by Jennifer Succi, Program Coordinator
Autumn marks the transition from summer to winter in New England, and at first sight of changing leaves in bright red, orange, yellow and purple hues, many New Englanders are transported to thoughts of sipping warm apple cider, carving pumpkins and finding their way through corn mazes.
Connecticut is home to over 4,900 farms whose primary agricultural commodities include sweet corn, apples, tobacco, dairy and greenhouse nurseries. While these farms are the hub of many New England fall traditions, they are also the source of livelihood for the estimated 20,183 migrant and seasonal agricultural workers in Connecticut.
It is not a surprise that Migrant and Seasonal farm workers, a largely disenfranchised group within the United States, experience an increased risk for HIV. To paint a picture, according to the Centers for Disease Control and Prevention, the Hispanic/Latino population accounted for 21% of new HIV infections in 2010, and represented almost 30% of new HIV infections within Connecticut.
Several of Connecticut’s Federally Qualified Health Centers (FQHCs) outreach to local farms to connect Migrant and Seasonal farm workers and their families with resources offered through the health centers, such as SNAP benefits screening, and help them to overcome any barriers or underlying fears that might impede their access to health care.
Wednesday, October 15, 2014 marked National Latino AIDS Awareness Day, which encouraged community action. The theme, To End AIDS, Commit to Act, implored everyone to make a commitment to know the facts about HIV, get tested for HIV, and get into and stay in medical care if they have HIV.
On Wednesday, CHCACT tagged along with an Outreach Worker from Generations Family Health Center, to three Windham County farms. During these visits, the Generations Outreach Worker provided farm workers with supplies bags (handkerchiefs, sunglasses and sunscreen) and CHCACT program staff distributed English- and Spanish-language safer sex kits during the farm workers’ lunch time.
At each site, services pamphlets and resources were spread across a lunch table for workers to explore as they entered their lunch building. Many of the farm workers were primarily Spanish speaking, and would ask Generations Outreach Worker questions about the safer sex supplies, which were deferred to CHCACT program staff. Some of the workers requested that Generations Outreach Worker deliver the safer-sex kit to them privately, hesitant of their peers’ judgment.
On Wednesday, CHCACT and Generations Outreach Worker reached almost 50 Migrant and Seasonal Farmworkers with supplies and encouraged them to learn their HIV status.
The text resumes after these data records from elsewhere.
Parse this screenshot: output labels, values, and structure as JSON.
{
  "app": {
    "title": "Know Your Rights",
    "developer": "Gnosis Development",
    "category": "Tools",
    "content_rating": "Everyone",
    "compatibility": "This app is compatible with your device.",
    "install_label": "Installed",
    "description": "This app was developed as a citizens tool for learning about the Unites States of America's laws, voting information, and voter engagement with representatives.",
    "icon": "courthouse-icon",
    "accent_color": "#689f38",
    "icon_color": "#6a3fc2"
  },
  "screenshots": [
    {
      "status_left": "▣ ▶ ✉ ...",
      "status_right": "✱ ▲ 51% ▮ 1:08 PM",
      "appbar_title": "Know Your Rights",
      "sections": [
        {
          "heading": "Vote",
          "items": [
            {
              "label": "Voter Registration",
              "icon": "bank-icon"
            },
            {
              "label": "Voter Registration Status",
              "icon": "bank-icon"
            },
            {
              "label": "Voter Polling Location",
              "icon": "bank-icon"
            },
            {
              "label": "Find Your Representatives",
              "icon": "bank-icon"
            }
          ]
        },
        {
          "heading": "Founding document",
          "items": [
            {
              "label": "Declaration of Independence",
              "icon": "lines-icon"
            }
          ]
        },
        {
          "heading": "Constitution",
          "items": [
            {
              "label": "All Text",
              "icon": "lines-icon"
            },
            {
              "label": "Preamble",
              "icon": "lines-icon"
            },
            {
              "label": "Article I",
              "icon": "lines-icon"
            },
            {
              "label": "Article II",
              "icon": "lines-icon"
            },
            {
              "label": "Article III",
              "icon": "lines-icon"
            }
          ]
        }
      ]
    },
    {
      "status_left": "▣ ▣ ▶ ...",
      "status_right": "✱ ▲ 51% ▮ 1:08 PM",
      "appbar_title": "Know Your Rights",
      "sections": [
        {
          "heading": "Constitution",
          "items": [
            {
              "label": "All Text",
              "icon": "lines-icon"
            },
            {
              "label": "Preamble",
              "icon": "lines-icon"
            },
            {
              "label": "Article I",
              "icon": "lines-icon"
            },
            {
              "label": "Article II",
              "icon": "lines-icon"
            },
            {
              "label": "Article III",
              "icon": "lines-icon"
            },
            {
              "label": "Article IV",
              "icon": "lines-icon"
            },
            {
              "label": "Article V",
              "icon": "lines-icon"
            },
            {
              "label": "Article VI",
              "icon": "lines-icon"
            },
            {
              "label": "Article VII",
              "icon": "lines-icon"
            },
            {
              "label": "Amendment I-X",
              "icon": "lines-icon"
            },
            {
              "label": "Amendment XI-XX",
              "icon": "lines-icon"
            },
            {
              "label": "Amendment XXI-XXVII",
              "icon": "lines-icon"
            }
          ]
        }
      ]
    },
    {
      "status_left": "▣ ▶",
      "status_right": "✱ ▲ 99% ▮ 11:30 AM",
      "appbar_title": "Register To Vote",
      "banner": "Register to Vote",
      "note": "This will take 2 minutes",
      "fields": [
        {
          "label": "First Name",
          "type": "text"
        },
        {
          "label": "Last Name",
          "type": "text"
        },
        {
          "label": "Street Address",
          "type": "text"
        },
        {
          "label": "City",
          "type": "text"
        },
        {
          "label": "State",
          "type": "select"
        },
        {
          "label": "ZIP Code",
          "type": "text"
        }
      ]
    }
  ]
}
As you carve your pumpkins and prepare your apple pies, remember the Connecticut migrant farmworkers who are helping to bring those products to your home. And see if you can help improve their access to health care.